First of all, it was an interview, not a presentation or a lecture by the author. She didn't get to pick and choose what she talked about. She was asked questions, to which she responded. It is much the same, in that respect, as it was for me on Issues, Etc. There were a lot of things that I would have preferred to discuss, but the callers had other things in mind, like it or not.
Along similar lines, it was very obvious that Dateline did a good deal of cutting and editing in putting together what was aired on t.v. That's not a criticism, but simply an observation that what the audience saw and heard was what the producers considered to be most important and interesting. Whether that reflects the author's own priorities is questionable.
What I had not gathered from the comments I was hearing about the show, nor would I have guessed it, was that Rowling was doing her best to avoid giving too much away, since the group of children who were meeting with her in Scotland had not all completed the seventh book. There were spoilers, to be sure, but even most of those were fairly general and as vague as Rowling could make them. She has repeatedly made it clear that she very much wanted her readers to reach the ending for themselves, and not to have the climax ruined for them.
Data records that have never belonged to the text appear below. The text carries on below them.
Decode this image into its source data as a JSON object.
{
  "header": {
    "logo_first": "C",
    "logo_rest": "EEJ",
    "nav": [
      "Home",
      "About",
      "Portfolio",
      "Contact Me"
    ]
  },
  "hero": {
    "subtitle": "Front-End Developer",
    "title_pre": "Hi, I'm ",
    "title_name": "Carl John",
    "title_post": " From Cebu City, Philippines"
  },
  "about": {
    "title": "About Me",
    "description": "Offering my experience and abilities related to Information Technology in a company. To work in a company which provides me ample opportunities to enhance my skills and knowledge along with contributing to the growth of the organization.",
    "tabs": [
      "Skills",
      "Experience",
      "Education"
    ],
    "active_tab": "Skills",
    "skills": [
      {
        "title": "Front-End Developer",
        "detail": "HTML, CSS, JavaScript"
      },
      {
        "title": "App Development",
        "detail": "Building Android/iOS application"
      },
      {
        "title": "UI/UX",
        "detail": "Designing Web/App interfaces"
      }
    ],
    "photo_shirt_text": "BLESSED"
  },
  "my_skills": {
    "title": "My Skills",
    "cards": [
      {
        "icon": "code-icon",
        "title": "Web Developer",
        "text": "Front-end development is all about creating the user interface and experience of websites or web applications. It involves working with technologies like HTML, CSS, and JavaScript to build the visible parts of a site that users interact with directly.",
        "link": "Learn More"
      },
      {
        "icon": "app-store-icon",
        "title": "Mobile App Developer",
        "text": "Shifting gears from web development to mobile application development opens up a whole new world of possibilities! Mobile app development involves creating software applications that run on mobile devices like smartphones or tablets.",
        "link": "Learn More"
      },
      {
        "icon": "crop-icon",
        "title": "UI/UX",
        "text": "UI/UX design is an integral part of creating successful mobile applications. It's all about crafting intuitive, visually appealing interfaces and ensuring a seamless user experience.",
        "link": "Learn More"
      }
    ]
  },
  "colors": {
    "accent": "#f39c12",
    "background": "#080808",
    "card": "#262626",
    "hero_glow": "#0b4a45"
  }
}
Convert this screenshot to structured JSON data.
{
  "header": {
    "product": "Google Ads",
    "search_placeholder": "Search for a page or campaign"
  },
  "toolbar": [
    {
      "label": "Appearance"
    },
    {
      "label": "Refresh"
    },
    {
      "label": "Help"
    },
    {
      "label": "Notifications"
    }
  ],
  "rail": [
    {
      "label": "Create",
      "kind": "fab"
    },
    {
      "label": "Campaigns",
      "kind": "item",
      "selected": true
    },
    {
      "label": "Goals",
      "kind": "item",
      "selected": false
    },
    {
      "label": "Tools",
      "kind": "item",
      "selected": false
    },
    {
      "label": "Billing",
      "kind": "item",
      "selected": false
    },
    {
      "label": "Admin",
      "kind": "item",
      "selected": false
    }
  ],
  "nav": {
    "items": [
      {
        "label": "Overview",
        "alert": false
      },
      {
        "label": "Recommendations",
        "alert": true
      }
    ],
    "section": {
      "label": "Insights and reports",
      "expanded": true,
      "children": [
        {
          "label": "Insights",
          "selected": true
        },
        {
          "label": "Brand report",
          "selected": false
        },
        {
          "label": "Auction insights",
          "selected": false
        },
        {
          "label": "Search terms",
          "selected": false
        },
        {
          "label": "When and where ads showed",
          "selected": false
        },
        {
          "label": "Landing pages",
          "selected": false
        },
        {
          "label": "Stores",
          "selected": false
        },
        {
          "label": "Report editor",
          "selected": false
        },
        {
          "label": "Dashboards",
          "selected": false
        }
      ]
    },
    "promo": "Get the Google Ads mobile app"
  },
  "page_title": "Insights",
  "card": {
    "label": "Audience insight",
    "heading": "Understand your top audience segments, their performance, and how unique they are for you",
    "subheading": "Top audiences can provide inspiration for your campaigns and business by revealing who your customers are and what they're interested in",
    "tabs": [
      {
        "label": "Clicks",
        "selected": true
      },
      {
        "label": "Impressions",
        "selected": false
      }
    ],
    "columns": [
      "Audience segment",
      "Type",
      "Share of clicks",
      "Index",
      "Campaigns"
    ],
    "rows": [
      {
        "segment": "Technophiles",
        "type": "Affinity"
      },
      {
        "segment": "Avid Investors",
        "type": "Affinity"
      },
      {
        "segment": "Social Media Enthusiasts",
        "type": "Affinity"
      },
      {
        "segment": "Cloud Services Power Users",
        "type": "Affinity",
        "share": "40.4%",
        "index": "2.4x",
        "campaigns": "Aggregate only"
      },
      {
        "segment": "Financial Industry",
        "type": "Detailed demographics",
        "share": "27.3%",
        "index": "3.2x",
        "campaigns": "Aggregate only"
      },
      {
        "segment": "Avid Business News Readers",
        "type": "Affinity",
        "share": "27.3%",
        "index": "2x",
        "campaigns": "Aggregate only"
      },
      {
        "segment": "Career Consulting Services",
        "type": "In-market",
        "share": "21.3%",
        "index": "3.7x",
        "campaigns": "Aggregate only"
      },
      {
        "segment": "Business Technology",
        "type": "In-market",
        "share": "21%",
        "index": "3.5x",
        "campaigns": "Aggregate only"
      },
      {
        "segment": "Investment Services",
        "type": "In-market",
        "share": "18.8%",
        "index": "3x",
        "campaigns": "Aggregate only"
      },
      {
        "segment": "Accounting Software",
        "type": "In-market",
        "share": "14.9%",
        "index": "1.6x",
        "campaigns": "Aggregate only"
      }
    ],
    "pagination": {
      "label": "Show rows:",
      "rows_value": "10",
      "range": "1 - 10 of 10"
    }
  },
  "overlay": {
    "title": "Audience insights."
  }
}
A particular case in point was the one question she was asked, specifically, about the religious themes of the book. She responded that, of course, the religious themes are prominent and, in her opinion, quite obvious by the time you reach the end. She reiterated what she has said in the past, that an awareness of those religious elements would have given away a huge clue to the conclusion of the story. It was evident in her reply that the religious aspects were intentional, and not incidental but an important part of the entire enterprise. Nevertheless, she did not elaborate or go on at any great length (at least not in what was aired on the Dateline interview), partly because her books are the way that she, as an author, has communicated her thoughts on these very matters, and, again, because she didn't want to "spoil" the ending by spelling it out.
A major purpose of the series, as anyone who has read the books will have figured out, is to grapple with the way that a person approaches death and deals with death. I gather that would have been true to some extent, in any case, but it became all the more pronounced with the death of Rowling's mother (at age 45, from multiple sclerosis) within months of beginning to write the first book. After that, she found that the books became a major outlet for her own wrestling with that loss in her life. I found it interesting that when she alluded to her faith in the life after death, she hinted at the different beliefs that people have in that regard, and she intimated that, if readers were aware of her own particular faith, they would have been able to guess how the story would end.
Some viewers may have been put off by her comment that her religious struggles are often a struggle to keep believing. The interviewer acted a bit surprised by that comment, anyway. Yet, this is exactly the experience of any Christian living under the cross. I thought it was an honest answer, even if I would have been pleased to hear her make some confession of the sure and certain hope that is ours in Christ. Again, she communicates the triumph of her faith, if you will, in the midst of her struggles, by the outcome of the books that she has written. Along the way, Harry's doubts and struggles, his ups and downs, his falls and perseverance, are echoes of her own journey (one that is frankly not so different than my own, in that respect).
On a side note, this is one of the reasons that I have never viewed Harry Potter as a "Jesus figure," per se, but as one who is catechized to live and walk in the pattern of Christ, conformed to His image by way of repentance and faith. I doubt very much that Rowling would put it this way, but to me it has always seemed a visual portrait of the daily significance of Holy Baptism, the dying and rising of contrition, repentance, and faith in the forgiveness of sins, whereby the New Man arises in us to live before God in righteousness and purity forever.
Along those same lines, I really perked up when Rowling commented on the one last chance that Voldemort had remaining to him, in the end. In the book, Harry pleads with him to find some remorse, and I have previously asserted that one should understand this "remorse" as a description of repentance. Well, sure enough, when Rowling talked about this point, she didn't use the word "remorse," but specifically said that Voldemort had that opportunity to repent. In some ways, I found that single word from her lips to be one of the most telling of the interview.
Finally, I was particularly touched by Rowling's comments on the differences between Fred and George, and how those distinctions figured in her decision to have Fred killed in The Deathly Hallows. For her to "know" those twins so well, and to have such a clear mental picture of their respective individual personalities, is no doubt a major factor in her masterful and compelling development of all the characters in her story. That's not a religious factor, but it is brilliant.